E-Safety at Bligh Primary School
At Bligh Primary School we take online safety very seriously. Here are some of the steps we take in order to ensure our children are staying safe and being respectable, whilst taking advantage of this wonderful resource:
- Throughout the year we will partake in many class, key stage and school activities/discussions about staying safe online.
- Keeping up to date with the advance in technology, we have updated our Online Safety Policy and Acceptable Use Policies.
- If there are any concerns or worries, our children know that they are able to approach our newly trained e-safety ambassadors from Year 6, as well as trusted adults around the school. In order to help keep your child safe and happy when online at home, please explore some of the following links. As you can see there are many - don't feel as if you need to visit them all, some may be more relevant to you than others.This checklist from childnet.com may be a good start!What can I do right now.
- Maintain an open dialogue with your child and encourage them to talk to you about their internet use: for example who they’re talking to, services they’re using, and any issues they may be experiencing.
- Create a family agreement to establish your children’s boundaries, and your expectations, when on the internet.
- Give your child strategies to deal with any online content that they are not comfortable with – such as turning off the screen, telling an adult they trust and using online reporting facilities.
- Consider using ltering software to block unwanted content. In addition to ltering, remember that discussion with your child, and involvement in their internet use, are both effective ways to educate them about the internet.
- Encourage your children to ‘think before you post.’ Online actions can impact not only yourself but the lives of others. Content posted privately online can be publicly shared by others, and may remain online forever.
- Understand the law. Some online behaviour may break the law, for example when downloading or sharing content with others. Be able to recommend legal services.
- Familiarise yourself with the privacy settings and reporting features available on popular sites and services.
- If your child is being bullied online, save all available evidence and know where to report the incident, for example to the school, service provider, or the police if the law has been broken.
- Familiarise yourself with the age ratings for games and apps which can help to indicate the level and suitability of the content. Also see if online reviews are available from other parents as these may be helpful.
- Set up a family email address that your children can use when signing up to new games and websites online.
- Encourage your children to use nicknames (where possible) instead of their full name online, to protect their personal information, and create strong passwords for every account.
- Set up a PIN or password on devices to help protect personal information.
It is also really important to chat with your children on an on-going basis about staying safe online.
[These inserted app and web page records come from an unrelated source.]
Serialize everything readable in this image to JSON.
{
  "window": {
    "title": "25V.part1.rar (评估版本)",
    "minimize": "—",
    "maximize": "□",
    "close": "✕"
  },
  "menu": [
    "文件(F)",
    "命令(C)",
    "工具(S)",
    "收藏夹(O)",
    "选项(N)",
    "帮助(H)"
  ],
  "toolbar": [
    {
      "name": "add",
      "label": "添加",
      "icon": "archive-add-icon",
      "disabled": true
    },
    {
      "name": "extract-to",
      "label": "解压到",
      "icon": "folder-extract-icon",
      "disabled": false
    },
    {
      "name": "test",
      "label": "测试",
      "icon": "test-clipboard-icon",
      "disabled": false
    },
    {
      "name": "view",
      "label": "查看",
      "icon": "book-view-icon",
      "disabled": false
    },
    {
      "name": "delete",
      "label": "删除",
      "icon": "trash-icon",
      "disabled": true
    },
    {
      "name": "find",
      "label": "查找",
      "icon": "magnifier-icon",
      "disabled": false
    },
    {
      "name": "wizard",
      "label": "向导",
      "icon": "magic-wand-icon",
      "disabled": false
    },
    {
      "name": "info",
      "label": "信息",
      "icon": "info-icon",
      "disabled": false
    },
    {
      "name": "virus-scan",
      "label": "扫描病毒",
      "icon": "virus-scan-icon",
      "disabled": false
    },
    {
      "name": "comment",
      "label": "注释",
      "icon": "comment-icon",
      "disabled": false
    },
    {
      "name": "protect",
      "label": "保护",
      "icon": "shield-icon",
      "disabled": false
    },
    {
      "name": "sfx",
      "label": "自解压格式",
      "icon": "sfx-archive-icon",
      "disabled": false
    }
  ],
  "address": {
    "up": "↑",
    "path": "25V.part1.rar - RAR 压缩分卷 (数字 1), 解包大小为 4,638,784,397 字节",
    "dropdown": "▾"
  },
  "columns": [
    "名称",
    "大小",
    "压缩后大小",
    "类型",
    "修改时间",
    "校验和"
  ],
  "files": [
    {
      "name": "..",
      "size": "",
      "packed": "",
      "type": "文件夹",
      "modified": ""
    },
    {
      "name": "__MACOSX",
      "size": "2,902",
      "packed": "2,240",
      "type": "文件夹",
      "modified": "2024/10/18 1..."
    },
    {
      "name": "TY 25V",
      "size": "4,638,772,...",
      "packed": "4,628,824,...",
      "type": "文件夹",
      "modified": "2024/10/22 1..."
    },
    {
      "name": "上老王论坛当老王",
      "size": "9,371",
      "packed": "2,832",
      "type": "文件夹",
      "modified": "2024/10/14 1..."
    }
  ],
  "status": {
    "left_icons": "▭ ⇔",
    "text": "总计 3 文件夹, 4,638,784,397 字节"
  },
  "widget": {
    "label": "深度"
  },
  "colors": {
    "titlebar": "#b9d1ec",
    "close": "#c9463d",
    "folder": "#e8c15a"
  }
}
Not sure where to begin?
- Ask your children to tell you about the sites they like to visit and what they enjoy doing online.
- Ask them about how they stay safe online. What tips do they have for you, and where did they learn them? What is OK and not OK to share?
- Ask them if they know where to go for help, where to find the safety advice, privacy settings and how to report or block on the services they use.
- Encourage them to help someone! Perhaps they can show you how to do something better online or they might have a friend who would benefit from their help and support.
- Think about how you each use the internet. What more could you do to use the internet together? Are there activities that you could enjoy as a family?